PROVIDED ENTRIES Block Start

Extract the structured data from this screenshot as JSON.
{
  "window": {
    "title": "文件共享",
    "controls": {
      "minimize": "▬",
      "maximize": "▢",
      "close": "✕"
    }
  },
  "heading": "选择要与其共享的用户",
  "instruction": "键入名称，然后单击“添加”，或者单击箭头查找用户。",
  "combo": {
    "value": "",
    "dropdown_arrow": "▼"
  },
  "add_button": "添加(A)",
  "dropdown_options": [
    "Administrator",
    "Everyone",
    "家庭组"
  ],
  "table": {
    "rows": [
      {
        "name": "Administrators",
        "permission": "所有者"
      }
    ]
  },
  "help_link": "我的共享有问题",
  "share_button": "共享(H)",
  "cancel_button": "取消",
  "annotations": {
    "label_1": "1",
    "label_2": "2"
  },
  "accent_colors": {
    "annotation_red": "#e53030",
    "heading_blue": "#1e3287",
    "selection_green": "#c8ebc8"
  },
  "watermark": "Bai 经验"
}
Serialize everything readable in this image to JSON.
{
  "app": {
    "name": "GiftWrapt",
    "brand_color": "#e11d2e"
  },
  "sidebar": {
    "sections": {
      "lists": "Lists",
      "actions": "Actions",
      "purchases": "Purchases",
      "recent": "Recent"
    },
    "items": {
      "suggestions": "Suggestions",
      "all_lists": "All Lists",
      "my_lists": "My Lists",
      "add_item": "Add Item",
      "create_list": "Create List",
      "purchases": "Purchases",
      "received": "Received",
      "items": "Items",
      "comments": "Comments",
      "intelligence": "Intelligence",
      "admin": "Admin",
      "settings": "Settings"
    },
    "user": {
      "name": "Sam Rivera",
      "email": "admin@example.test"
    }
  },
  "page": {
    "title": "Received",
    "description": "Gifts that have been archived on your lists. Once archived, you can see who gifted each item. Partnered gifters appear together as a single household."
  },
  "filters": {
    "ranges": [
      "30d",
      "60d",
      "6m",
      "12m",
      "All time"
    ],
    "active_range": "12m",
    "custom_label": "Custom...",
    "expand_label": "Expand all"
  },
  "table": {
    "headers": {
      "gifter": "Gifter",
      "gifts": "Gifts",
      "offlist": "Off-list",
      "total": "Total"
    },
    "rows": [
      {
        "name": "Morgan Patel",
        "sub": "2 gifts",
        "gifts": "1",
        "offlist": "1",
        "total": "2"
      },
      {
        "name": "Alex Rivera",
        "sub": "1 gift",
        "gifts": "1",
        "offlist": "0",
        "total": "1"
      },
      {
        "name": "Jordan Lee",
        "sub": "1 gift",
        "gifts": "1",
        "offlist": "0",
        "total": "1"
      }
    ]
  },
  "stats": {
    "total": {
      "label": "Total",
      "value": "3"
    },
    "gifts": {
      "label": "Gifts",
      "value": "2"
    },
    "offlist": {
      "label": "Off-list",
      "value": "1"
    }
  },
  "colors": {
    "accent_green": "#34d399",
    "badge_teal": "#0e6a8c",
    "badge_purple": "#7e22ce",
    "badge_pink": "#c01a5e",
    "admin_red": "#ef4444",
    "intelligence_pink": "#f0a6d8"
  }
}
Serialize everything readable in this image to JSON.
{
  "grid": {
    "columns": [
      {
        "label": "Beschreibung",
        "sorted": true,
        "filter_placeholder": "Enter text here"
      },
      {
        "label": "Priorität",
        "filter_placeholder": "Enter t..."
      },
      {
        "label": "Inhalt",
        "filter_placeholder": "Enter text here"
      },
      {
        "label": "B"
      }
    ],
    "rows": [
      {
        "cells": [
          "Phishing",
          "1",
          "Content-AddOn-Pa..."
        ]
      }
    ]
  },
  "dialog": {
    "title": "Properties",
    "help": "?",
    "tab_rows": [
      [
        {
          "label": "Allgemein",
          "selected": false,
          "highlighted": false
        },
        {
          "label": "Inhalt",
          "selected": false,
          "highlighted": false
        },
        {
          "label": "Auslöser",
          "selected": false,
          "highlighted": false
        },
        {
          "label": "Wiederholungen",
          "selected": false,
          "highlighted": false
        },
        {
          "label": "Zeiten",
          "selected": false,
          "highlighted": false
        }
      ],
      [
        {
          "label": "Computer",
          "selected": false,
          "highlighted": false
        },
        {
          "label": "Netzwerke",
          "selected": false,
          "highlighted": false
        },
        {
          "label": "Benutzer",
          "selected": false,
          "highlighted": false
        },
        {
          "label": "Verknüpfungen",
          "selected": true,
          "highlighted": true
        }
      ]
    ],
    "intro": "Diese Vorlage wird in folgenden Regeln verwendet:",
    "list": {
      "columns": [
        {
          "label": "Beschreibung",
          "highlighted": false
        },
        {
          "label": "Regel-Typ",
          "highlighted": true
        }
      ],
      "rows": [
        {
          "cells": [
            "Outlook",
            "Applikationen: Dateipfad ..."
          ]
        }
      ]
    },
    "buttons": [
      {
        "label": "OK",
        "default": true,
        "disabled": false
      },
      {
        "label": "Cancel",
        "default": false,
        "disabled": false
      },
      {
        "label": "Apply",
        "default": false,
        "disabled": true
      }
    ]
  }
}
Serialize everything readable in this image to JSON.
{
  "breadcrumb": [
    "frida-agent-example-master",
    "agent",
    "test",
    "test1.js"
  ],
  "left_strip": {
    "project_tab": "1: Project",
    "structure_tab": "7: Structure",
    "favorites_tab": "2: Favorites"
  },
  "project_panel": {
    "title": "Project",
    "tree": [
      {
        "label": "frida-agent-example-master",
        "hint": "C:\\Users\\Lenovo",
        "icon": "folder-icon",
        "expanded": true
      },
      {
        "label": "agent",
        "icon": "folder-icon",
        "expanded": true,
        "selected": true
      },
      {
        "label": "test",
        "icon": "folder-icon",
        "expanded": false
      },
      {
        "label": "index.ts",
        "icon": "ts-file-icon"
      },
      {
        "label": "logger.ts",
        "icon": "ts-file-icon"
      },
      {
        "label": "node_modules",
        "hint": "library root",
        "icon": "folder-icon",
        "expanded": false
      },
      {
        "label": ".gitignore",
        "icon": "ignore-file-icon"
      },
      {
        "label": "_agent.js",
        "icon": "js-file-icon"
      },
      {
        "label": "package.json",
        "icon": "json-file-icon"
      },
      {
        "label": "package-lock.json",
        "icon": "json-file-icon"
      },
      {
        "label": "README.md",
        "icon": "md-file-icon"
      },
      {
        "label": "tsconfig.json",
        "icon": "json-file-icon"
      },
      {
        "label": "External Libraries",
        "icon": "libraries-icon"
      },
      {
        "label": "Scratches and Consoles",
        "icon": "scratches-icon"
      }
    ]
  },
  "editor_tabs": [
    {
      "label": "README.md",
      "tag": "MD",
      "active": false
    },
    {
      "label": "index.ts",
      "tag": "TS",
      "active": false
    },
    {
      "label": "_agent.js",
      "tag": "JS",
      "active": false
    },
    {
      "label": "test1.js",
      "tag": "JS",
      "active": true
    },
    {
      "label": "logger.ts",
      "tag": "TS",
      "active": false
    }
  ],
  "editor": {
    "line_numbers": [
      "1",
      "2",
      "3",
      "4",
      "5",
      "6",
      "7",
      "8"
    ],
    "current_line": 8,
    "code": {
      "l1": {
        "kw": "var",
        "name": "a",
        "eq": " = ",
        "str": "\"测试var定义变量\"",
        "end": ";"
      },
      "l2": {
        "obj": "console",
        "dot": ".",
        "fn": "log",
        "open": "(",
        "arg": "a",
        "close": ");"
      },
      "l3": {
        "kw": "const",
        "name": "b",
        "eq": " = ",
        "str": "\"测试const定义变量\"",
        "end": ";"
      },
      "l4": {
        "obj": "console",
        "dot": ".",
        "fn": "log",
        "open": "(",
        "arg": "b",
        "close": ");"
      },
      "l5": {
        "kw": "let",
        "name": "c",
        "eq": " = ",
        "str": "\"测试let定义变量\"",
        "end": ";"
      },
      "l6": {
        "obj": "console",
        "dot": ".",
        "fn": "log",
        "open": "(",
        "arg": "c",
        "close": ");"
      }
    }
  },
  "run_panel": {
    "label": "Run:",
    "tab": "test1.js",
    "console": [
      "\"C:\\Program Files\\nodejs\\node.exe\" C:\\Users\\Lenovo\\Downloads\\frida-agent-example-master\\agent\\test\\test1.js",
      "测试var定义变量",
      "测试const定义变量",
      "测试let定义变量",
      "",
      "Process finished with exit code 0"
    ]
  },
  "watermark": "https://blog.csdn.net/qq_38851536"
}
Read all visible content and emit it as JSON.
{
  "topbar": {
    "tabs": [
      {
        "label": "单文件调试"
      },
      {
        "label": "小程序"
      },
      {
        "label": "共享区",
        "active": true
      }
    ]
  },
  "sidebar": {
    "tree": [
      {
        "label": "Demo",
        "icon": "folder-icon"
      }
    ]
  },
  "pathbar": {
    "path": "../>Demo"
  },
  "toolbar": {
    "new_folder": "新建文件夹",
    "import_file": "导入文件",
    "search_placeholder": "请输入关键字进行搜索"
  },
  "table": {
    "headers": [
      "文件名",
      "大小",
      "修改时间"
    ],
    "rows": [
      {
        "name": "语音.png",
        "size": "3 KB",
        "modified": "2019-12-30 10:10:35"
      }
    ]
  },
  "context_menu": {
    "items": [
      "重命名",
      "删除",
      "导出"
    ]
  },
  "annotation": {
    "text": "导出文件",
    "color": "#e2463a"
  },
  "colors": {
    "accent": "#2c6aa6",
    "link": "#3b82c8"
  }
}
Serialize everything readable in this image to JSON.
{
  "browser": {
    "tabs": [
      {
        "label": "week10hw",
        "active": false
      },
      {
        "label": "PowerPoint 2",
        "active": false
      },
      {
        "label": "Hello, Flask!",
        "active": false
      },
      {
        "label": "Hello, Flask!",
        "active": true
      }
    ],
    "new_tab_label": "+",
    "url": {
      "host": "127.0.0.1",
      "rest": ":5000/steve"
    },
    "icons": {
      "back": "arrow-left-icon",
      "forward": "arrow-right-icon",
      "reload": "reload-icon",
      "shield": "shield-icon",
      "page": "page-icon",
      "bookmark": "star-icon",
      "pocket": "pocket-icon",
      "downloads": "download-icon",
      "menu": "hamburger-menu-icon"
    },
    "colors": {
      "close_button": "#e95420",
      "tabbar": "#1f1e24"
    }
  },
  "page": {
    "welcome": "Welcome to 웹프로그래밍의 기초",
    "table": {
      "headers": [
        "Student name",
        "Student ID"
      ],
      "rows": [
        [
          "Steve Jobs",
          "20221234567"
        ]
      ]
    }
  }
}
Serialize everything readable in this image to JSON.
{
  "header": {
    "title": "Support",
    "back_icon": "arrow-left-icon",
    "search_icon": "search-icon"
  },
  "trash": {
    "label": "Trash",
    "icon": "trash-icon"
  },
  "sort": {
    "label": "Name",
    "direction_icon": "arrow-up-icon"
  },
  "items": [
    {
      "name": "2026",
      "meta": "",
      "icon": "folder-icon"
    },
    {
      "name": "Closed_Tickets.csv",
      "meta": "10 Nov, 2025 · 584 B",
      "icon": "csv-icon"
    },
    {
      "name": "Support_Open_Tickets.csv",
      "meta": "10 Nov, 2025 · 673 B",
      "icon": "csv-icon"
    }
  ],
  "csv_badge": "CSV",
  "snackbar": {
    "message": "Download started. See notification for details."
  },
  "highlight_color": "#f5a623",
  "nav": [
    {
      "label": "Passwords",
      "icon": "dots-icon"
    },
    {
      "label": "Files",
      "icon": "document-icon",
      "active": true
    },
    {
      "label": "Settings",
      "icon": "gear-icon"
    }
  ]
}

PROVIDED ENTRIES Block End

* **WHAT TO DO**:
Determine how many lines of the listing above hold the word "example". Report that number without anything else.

* **WRITTEN RESPONSE**:
4